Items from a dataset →

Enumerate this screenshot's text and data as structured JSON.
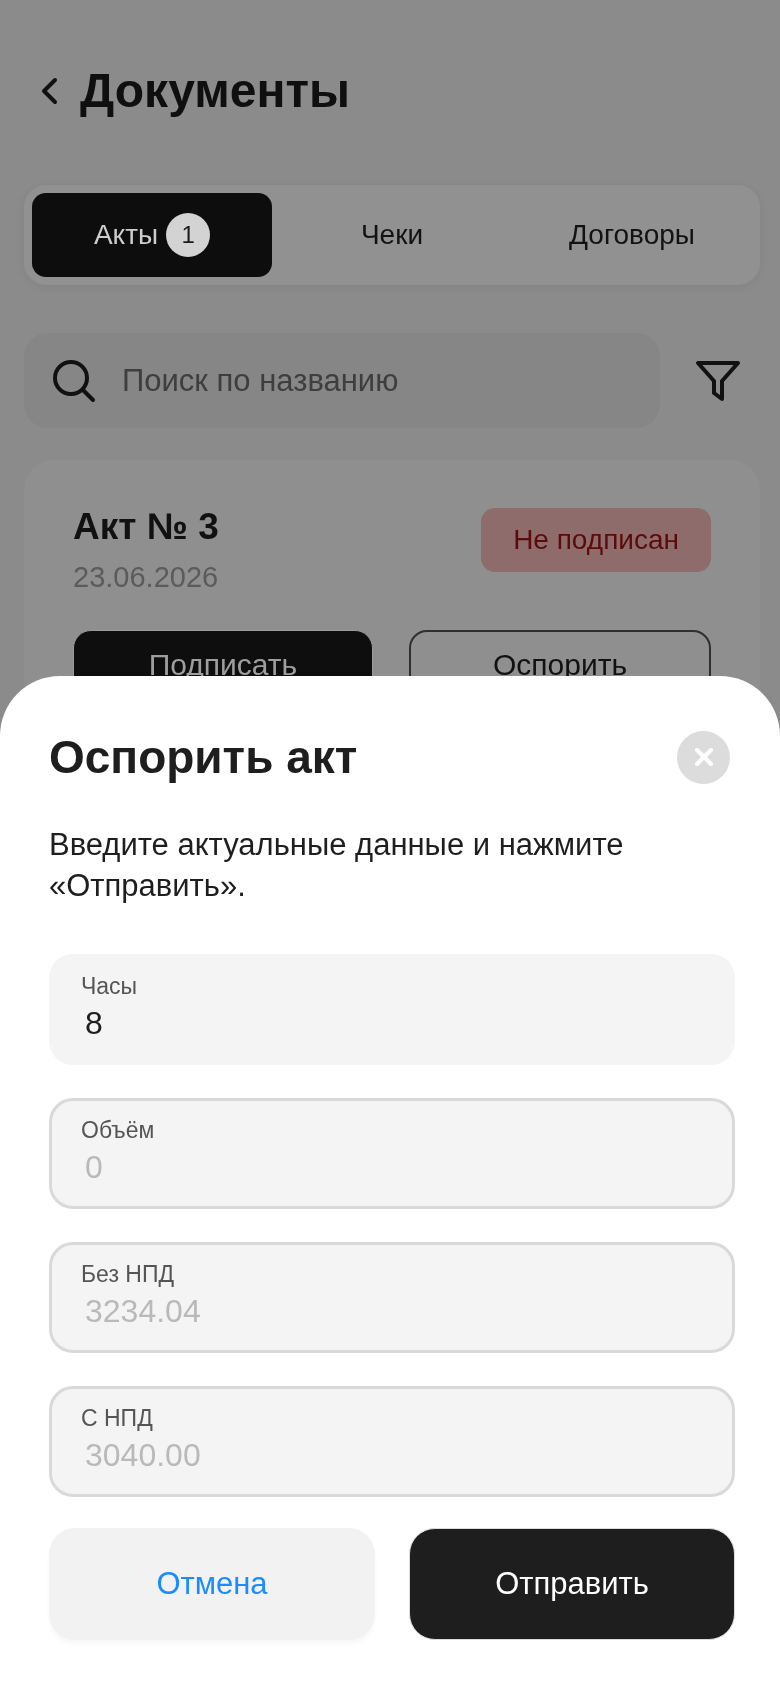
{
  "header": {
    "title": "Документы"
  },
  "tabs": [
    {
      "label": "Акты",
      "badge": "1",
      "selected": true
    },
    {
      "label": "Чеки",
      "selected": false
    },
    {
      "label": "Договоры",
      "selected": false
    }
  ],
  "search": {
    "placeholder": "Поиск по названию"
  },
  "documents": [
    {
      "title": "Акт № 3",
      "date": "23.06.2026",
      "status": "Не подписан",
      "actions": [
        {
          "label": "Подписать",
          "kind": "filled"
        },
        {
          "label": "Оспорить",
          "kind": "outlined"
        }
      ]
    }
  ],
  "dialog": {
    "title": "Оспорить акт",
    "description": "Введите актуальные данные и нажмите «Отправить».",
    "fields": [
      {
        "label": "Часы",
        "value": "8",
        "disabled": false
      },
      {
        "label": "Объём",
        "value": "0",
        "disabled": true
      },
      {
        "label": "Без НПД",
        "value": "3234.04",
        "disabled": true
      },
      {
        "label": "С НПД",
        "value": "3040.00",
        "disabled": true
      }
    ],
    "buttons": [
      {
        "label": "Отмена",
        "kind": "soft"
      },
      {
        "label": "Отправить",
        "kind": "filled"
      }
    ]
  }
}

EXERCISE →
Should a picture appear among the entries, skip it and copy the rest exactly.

SOLUTION FOR THIS TASK →
Enumerate this screenshot's text and data as structured JSON.
{
  "header": {
    "title": "Документы"
  },
  "tabs": [
    {
      "label": "Акты",
      "badge": "1",
      "selected": true
    },
    {
      "label": "Чеки",
      "selected": false
    },
    {
      "label": "Договоры",
      "selected": false
    }
  ],
  "search": {
    "placeholder": "Поиск по названию"
  },
  "documents": [
    {
      "title": "Акт № 3",
      "date": "23.06.2026",
      "status": "Не подписан",
      "actions": [
        {
          "label": "Подписать",
          "kind": "filled"
        },
        {
          "label": "Оспорить",
          "kind": "outlined"
        }
      ]
    }
  ],
  "dialog": {
    "title": "Оспорить акт",
    "description": "Введите актуальные данные и нажмите «Отправить».",
    "fields": [
      {
        "label": "Часы",
        "value": "8",
        "disabled": false
      },
      {
        "label": "Объём",
        "value": "0",
        "disabled": true
      },
      {
        "label": "Без НПД",
        "value": "3234.04",
        "disabled": true
      },
      {
        "label": "С НПД",
        "value": "3040.00",
        "disabled": true
      }
    ],
    "buttons": [
      {
        "label": "Отмена",
        "kind": "soft"
      },
      {
        "label": "Отправить",
        "kind": "filled"
      }
    ]
  }
}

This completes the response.